This is an issue I’ve come across several times. Your website, call it http://mysite.com is hosted by a web host, but your email, with email addresses like firstname.lastname@example.org is elsewhere, perhaps with Google Apps. Your website sends out emails – this might be for new user registrations, notification of new comments, or any number of other things. And most emails are fine, except those that are being sent to your own domain. That is, an email sent by the website on domain mysite.com to an email address @mysite.com doesn’t arrive. What’s going on? Well, there could be a whole load of reasons why the mail doesn’t arrive. You may, for starters, want to check if it got filtered as spam! But here’s a reason you may not have thought of: the web host treats all email sent to your domain as being handled locally, and tries to process it without sending it to the correct mail server!
I’ve seen this a lot with hosts that use the “cPanel” control panel, though I’m told it applies to some other web hosting control panel systems too. The trick is to tell the web server to use a remote mail exchanger for that domain, and tell it which one.

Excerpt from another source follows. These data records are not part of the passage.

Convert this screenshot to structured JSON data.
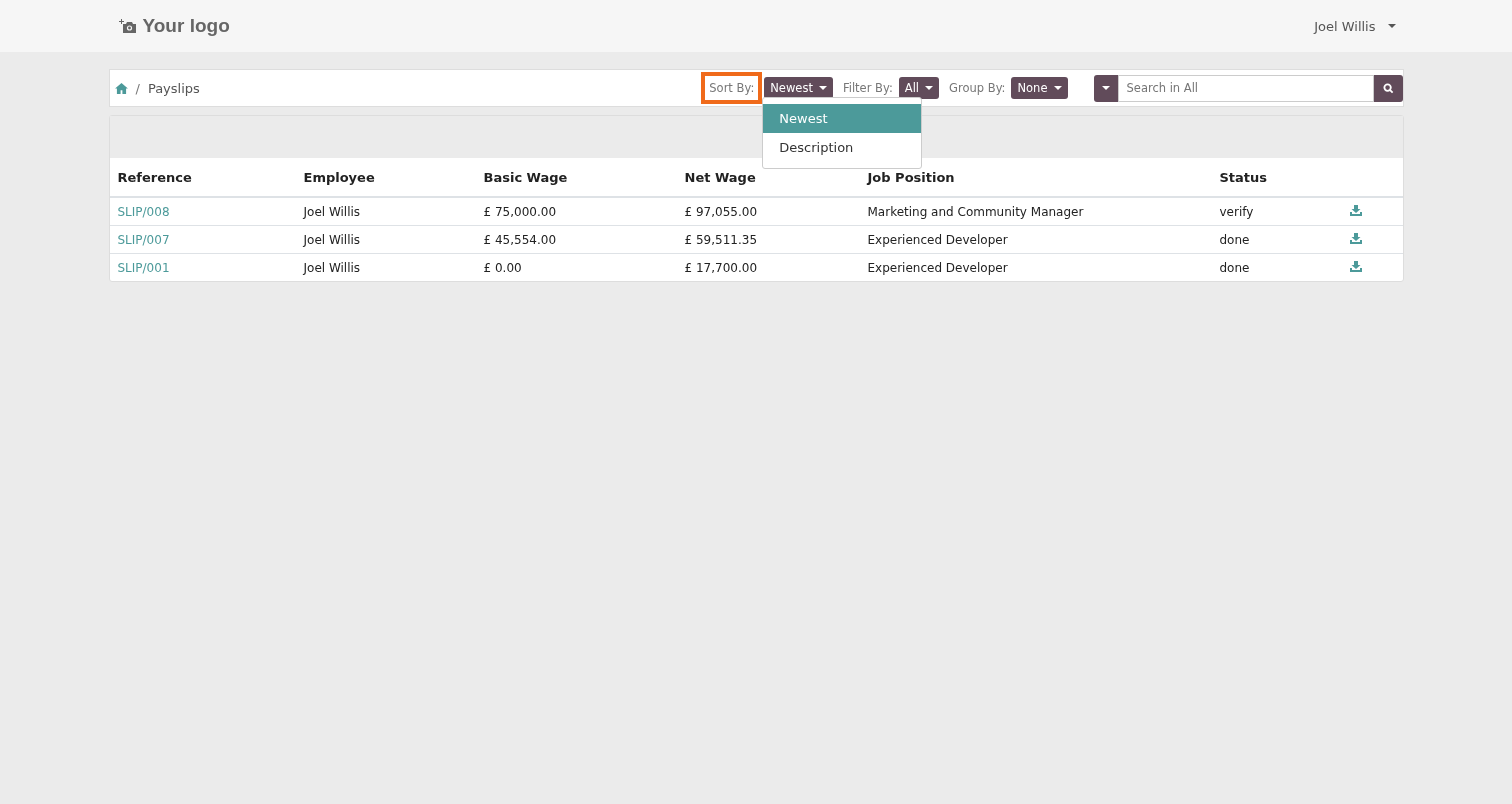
{
  "navbar": {
    "logo": "Your logo",
    "user": "Joel Willis"
  },
  "breadcrumb": {
    "separator": "/",
    "current": "Payslips"
  },
  "controls": [
    {
      "label": "Sort By:",
      "value": "Newest",
      "highlighted": true
    },
    {
      "label": "Filter By:",
      "value": "All",
      "highlighted": false
    },
    {
      "label": "Group By:",
      "value": "None",
      "highlighted": false
    }
  ],
  "search": {
    "placeholder": "Search in All"
  },
  "sort_menu": {
    "items": [
      {
        "label": "Newest",
        "selected": true
      },
      {
        "label": "Description",
        "selected": false
      }
    ]
  },
  "table": {
    "columns": [
      "Reference",
      "Employee",
      "Basic Wage",
      "Net Wage",
      "Job Position",
      "Status"
    ],
    "rows": [
      {
        "cells": [
          "SLIP/008",
          "Joel Willis",
          "£ 75,000.00",
          "£ 97,055.00",
          "Marketing and Community Manager",
          "verify"
        ]
      },
      {
        "cells": [
          "SLIP/007",
          "Joel Willis",
          "£ 45,554.00",
          "£ 59,511.35",
          "Experienced Developer",
          "done"
        ]
      },
      {
        "cells": [
          "SLIP/001",
          "Joel Willis",
          "£ 0.00",
          "£ 17,700.00",
          "Experienced Developer",
          "done"
        ]
      }
    ]
  }
}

Here’s how to do it (hat-tip to Chris Jones of Cultivate Consulting for reminding me how to do this). Here’s cPanel version 11’s mail setting – you’ll see the MX Entry option that I’ve highlighted. You’ll need to click this. Then you’ll need to select the “Remote Mail Exchanger” option as highlighted below.

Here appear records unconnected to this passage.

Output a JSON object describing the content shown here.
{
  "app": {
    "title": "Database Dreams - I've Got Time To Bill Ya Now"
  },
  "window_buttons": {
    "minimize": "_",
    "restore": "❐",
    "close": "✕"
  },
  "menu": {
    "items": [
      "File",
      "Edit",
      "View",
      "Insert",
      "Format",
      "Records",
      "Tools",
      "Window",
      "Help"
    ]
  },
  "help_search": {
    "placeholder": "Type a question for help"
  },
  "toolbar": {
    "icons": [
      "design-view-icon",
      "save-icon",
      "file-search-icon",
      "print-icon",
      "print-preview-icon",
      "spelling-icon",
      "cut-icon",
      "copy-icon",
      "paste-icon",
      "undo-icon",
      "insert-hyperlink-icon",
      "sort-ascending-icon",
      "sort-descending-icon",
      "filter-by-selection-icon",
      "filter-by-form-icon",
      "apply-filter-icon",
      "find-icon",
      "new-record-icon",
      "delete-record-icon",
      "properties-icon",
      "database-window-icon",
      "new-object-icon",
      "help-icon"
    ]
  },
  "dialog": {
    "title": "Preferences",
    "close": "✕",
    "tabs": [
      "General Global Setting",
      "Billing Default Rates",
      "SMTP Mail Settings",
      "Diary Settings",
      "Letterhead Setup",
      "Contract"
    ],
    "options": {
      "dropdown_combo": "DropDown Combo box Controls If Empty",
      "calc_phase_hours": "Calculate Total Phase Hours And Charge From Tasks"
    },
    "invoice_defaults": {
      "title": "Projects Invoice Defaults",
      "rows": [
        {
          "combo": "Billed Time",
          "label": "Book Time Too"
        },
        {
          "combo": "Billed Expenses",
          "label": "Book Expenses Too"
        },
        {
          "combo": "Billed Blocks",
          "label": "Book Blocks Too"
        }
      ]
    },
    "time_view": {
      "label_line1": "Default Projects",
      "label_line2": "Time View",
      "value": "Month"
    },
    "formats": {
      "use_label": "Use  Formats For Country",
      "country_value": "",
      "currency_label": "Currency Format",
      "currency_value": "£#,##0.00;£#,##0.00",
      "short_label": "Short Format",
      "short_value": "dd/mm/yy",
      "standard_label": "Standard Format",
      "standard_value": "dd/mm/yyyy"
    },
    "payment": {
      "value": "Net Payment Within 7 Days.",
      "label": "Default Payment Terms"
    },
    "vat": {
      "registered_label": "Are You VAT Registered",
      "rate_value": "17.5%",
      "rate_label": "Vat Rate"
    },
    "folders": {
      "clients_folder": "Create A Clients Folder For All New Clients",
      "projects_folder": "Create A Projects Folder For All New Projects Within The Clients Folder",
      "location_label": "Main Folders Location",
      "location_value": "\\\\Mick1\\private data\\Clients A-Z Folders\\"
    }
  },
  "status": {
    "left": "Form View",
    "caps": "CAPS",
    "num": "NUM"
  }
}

Then at the bottom of that page you’ll need to add the MX records for your mail server. If this is Google Apps then the MX records are listed on this page.

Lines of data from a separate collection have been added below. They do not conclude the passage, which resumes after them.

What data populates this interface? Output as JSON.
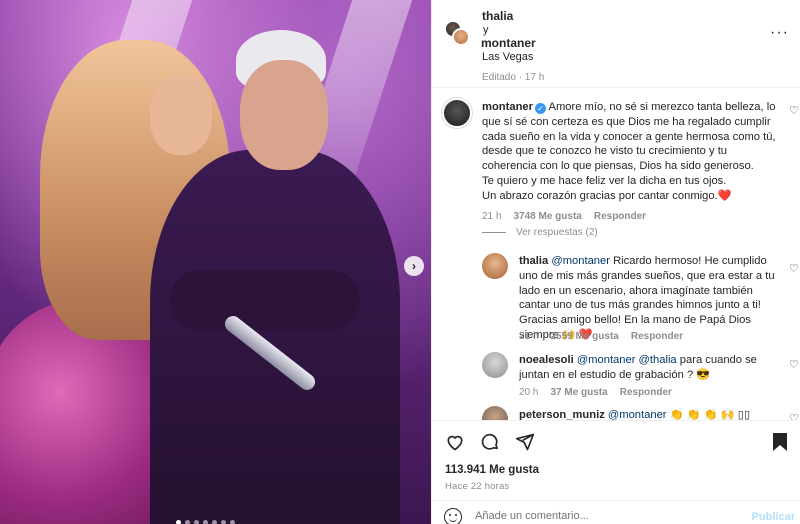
{
  "header": {
    "user1": "thalia",
    "conjunction": "y",
    "user2": "montaner",
    "location": "Las Vegas",
    "more_icon": "more-horizontal-icon"
  },
  "post": {
    "edited": "Editado · 17 h",
    "caption": {
      "author": "montaner",
      "text": "Amore mío, no sé si merezco tanta belleza, lo que sí sé con certeza es que Dios me ha regalado cumplir cada sueño en la vida y conocer a gente hermosa como tú, desde que te conozco he visto tu crecimiento y tu coherencia con lo que piensas, Dios ha sido generoso.",
      "text2": "Te quiero y me hace feliz ver la dicha en tus ojos.",
      "text3": "Un abrazo corazón gracias por cantar conmigo.❤️",
      "time": "21 h",
      "likes": "3748 Me gusta",
      "reply": "Responder"
    },
    "view_replies": "Ver respuestas (2)"
  },
  "comments": [
    {
      "author": "thalia",
      "mention": "@montaner",
      "text": "Ricardo hermoso! He cumplido uno de mis más grandes sueños, que era estar a tu lado en un escenario, ahora imagínate también cantar uno de tus más grandes himnos junto a ti! Gracias amigo bello! En la mano de Papá Dios siempre 🙌 ❤️",
      "time": "21 h",
      "likes": "2559 Me gusta",
      "reply": "Responder"
    },
    {
      "author": "noealesoli",
      "mention": "@montaner @thalia",
      "text": "para cuando se juntan en el estudio de grabación ? 😎",
      "time": "20 h",
      "likes": "37 Me gusta",
      "reply": "Responder"
    },
    {
      "author": "peterson_muniz",
      "mention": "@montaner",
      "text": "👏 👏 👏 🙌 ▯▯"
    }
  ],
  "actions": {
    "likes": "113.941 Me gusta",
    "when": "Hace 22 horas",
    "comment_placeholder": "Añade un comentario...",
    "publish": "Publicar"
  },
  "colors": {
    "link": "#00376b",
    "verified": "#3897f0",
    "muted": "#8e8e8e",
    "publish": "#b2dffc"
  }
}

With all those settings saved you should be receiving emails from your website as expected.
If you’ve done this and still have problems then I suggest contacting your web host – they may be able to help.